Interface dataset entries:
▬▬▬

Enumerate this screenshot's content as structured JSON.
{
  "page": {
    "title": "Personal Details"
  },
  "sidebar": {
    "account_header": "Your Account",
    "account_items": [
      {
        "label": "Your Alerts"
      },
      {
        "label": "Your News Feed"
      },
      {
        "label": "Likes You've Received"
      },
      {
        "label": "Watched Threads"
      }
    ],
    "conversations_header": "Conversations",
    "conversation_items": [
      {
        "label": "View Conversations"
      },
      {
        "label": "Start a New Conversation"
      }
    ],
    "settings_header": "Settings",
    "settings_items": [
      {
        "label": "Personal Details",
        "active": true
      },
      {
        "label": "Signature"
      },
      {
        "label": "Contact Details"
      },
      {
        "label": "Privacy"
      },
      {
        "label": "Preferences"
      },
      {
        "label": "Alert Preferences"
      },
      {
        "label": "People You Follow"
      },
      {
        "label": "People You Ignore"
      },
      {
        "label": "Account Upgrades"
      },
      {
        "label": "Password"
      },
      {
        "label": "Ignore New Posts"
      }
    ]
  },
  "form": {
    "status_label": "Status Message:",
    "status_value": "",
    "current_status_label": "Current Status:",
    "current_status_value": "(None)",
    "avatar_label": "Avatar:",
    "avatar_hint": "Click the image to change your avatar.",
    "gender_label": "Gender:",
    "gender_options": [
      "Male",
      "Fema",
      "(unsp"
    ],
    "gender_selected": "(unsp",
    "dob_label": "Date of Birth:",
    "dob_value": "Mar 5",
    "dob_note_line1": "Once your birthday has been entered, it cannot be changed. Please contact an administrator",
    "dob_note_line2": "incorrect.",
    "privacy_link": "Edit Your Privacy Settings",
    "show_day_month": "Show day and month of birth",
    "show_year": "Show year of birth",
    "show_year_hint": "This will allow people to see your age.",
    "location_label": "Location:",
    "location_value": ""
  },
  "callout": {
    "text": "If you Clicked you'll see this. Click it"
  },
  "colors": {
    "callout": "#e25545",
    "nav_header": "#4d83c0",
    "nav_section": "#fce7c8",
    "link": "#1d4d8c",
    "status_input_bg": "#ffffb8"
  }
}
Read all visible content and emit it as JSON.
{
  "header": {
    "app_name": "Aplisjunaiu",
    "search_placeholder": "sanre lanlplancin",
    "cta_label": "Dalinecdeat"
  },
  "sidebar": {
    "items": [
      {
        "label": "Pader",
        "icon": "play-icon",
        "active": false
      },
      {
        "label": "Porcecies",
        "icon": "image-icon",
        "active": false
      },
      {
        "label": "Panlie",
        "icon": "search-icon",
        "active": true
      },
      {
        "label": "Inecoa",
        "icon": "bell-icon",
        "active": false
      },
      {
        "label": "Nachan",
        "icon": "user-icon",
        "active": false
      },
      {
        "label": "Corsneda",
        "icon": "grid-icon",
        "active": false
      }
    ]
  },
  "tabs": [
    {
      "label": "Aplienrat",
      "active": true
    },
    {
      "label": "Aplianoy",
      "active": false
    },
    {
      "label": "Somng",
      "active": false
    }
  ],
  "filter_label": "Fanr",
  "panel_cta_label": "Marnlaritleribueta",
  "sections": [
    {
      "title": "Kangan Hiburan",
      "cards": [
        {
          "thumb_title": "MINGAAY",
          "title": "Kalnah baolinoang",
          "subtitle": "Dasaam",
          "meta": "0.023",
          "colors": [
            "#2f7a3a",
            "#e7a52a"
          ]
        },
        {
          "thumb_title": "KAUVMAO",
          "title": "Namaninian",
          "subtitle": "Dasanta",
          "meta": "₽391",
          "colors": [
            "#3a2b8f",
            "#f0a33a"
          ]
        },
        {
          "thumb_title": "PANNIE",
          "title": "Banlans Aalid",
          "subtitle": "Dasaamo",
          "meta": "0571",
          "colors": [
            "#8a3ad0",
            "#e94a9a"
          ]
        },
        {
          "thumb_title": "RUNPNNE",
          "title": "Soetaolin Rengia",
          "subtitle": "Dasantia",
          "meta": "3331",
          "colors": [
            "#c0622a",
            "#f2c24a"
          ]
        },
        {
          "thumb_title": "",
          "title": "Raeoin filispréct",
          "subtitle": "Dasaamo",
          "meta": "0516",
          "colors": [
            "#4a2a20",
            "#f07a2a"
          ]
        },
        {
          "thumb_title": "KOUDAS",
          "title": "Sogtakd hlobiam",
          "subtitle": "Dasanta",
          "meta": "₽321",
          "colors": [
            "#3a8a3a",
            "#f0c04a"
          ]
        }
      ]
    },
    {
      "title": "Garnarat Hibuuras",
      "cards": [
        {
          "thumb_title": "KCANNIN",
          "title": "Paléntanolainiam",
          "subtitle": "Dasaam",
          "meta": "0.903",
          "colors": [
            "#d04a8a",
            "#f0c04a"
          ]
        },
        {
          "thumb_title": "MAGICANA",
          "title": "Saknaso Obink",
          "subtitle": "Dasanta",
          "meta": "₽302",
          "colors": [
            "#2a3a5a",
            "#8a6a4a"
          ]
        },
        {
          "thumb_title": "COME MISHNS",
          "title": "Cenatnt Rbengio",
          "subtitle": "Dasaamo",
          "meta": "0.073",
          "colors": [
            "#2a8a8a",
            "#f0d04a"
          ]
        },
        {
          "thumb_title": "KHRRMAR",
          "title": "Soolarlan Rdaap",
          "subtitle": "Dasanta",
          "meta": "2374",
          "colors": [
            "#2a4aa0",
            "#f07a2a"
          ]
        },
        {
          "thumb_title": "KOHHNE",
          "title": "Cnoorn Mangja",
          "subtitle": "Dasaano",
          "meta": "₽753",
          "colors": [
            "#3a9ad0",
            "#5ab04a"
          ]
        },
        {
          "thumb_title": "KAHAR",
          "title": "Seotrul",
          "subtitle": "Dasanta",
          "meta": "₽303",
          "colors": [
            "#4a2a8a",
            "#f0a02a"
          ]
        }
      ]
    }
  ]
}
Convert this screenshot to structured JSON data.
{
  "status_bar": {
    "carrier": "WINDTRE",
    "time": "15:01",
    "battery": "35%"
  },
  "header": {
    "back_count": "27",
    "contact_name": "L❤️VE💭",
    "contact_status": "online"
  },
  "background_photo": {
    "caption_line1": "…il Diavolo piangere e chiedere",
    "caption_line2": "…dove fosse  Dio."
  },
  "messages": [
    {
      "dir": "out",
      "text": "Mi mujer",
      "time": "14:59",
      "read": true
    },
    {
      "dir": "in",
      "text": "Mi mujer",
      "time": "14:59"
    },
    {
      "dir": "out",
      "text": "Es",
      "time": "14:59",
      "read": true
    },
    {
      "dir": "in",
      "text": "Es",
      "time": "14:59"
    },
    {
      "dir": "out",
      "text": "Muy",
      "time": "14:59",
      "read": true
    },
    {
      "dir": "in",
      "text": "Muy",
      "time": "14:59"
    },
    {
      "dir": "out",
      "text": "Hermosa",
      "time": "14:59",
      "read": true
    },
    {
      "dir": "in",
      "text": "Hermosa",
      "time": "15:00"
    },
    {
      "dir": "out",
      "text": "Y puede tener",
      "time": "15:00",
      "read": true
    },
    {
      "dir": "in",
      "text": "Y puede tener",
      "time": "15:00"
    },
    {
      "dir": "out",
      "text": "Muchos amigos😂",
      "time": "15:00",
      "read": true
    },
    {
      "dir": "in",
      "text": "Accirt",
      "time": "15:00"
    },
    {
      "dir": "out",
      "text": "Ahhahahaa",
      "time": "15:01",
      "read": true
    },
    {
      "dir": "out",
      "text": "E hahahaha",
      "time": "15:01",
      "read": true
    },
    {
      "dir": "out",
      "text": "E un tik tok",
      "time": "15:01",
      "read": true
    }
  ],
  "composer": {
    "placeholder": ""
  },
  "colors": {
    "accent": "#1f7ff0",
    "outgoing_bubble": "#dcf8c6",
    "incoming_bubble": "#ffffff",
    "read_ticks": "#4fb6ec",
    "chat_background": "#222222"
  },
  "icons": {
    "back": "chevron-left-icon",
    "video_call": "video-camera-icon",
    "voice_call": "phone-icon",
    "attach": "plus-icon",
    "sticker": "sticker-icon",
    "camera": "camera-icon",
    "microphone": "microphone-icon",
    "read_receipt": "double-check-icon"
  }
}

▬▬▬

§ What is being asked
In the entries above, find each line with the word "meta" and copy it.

§ Worked solution
          "meta": "0.023",
          "meta": "₽391",
          "meta": "0571",
          "meta": "3331",
          "meta": "0516",
          "meta": "₽321",
          "meta": "0.903",
          "meta": "₽302",
          "meta": "0.073",
          "meta": "2374",
          "meta": "₽753",
          "meta": "₽303",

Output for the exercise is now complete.